Which lines of the data include the string "group"? List them all.

Excerpts from an interface dataset:
* * * * * * * * *
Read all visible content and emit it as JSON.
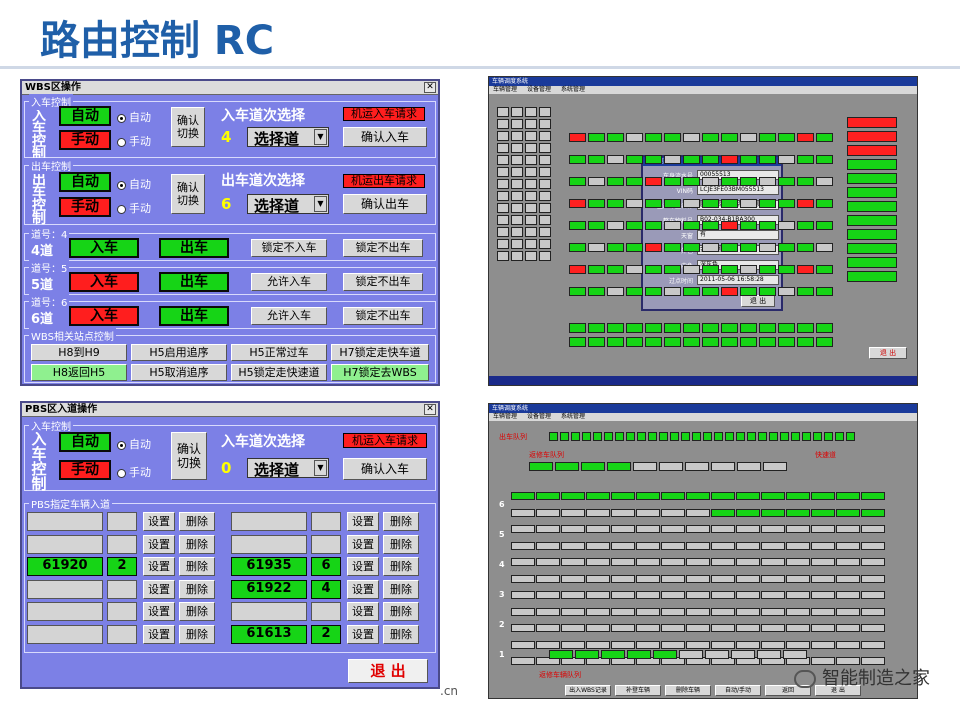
{
  "slide": {
    "title": "路由控制 RC",
    "footer_partial": ".cn",
    "watermark": "智能制造之家"
  },
  "wbs": {
    "title": "WBS区操作",
    "entry": {
      "group": "入车控制",
      "vlabel": "入车控制",
      "auto": "自动",
      "manual": "手动",
      "radio_auto": "自动",
      "radio_manual": "手动",
      "confirm_switch": "确认切换",
      "select_title": "入车道次选择",
      "lane": "4",
      "select": "选择道",
      "request": "机运入车请求",
      "confirm": "确认入车"
    },
    "exit": {
      "group": "出车控制",
      "vlabel": "出车控制",
      "auto": "自动",
      "manual": "手动",
      "radio_auto": "自动",
      "radio_manual": "手动",
      "confirm_switch": "确认切换",
      "select_title": "出车道次选择",
      "lane": "6",
      "select": "选择道",
      "request": "机运出车请求",
      "confirm": "确认出车"
    },
    "lanes": [
      {
        "group": "道号：4",
        "name": "4道",
        "in": "入车",
        "out": "出车",
        "b1": "锁定不入车",
        "b2": "锁定不出车"
      },
      {
        "group": "道号：5",
        "name": "5道",
        "in": "入车",
        "out": "出车",
        "b1": "允许入车",
        "b2": "锁定不出车"
      },
      {
        "group": "道号：6",
        "name": "6道",
        "in": "入车",
        "out": "出车",
        "b1": "允许入车",
        "b2": "锁定不出车"
      }
    ],
    "station": {
      "group": "WBS相关站点控制",
      "row1": [
        "H8到H9",
        "H5启用追序",
        "H5正常过车",
        "H7锁定走快车道"
      ],
      "row2": [
        "H8返回H5",
        "H5取消追序",
        "H5锁定走快速道",
        "H7锁定去WBS"
      ]
    }
  },
  "pbs": {
    "title": "PBS区入道操作",
    "entry": {
      "group": "入车控制",
      "vlabel": "入车控制",
      "auto": "自动",
      "manual": "手动",
      "radio_auto": "自动",
      "radio_manual": "手动",
      "confirm_switch": "确认切换",
      "select_title": "入车道次选择",
      "lane": "0",
      "select": "选择道",
      "request": "机运入车请求",
      "confirm": "确认入车"
    },
    "assign": {
      "group": "PBS指定车辆入道",
      "set": "设置",
      "del": "删除",
      "left": [
        {
          "car": "",
          "n": ""
        },
        {
          "car": "",
          "n": ""
        },
        {
          "car": "61920",
          "n": "2"
        },
        {
          "car": "",
          "n": ""
        },
        {
          "car": "",
          "n": ""
        },
        {
          "car": "",
          "n": ""
        }
      ],
      "right": [
        {
          "car": "",
          "n": ""
        },
        {
          "car": "",
          "n": ""
        },
        {
          "car": "61935",
          "n": "6"
        },
        {
          "car": "61922",
          "n": "4"
        },
        {
          "car": "",
          "n": ""
        },
        {
          "car": "61613",
          "n": "2"
        }
      ]
    },
    "exit_button": "退 出"
  },
  "screen1": {
    "title": "车辆调度系统",
    "menu": [
      "车辆管理",
      "设备管理",
      "系统管理"
    ],
    "popup": {
      "title": "车辆信息",
      "rows": [
        {
          "k": "车身流水号",
          "v": "00055513"
        },
        {
          "k": "VIN码",
          "v": "LCJE3FE03BM055513"
        },
        {
          "k": "生产车型名称",
          "v": "欧IV自动档豪华型(车身)"
        },
        {
          "k": "整车物料号",
          "v": "B02-034-B1BA300"
        },
        {
          "k": "天窗",
          "v": "有"
        },
        {
          "k": "外色",
          "v": "金属摩登蓝棕"
        },
        {
          "k": "内色",
          "v": "深灰色"
        },
        {
          "k": "过点时间",
          "v": "2011-05-06 16:58:28"
        }
      ],
      "exit": "退 出"
    },
    "exit": "退 出"
  },
  "screen2": {
    "title": "车辆调度系统",
    "menu": [
      "车辆管理",
      "设备管理",
      "系统管理"
    ],
    "queue_label": "出车队列",
    "lane_label1": "返修车队列",
    "lane_label2": "快速道",
    "bottom_label": "返修车辆队列",
    "buttons": [
      "出入WBS记录",
      "补登车辆",
      "删除车辆",
      "自动/手动",
      "返回",
      "退 出"
    ],
    "lane_nums": [
      "6",
      "5",
      "4",
      "3",
      "2",
      "1"
    ]
  }
}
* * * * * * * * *
Answer space
      "group": "入车控制",
      "group": "出车控制",
        "group": "道号：4",
        "group": "道号：5",
        "group": "道号：6",
      "group": "WBS相关站点控制",
      "group": "入车控制",
      "group": "PBS指定车辆入道",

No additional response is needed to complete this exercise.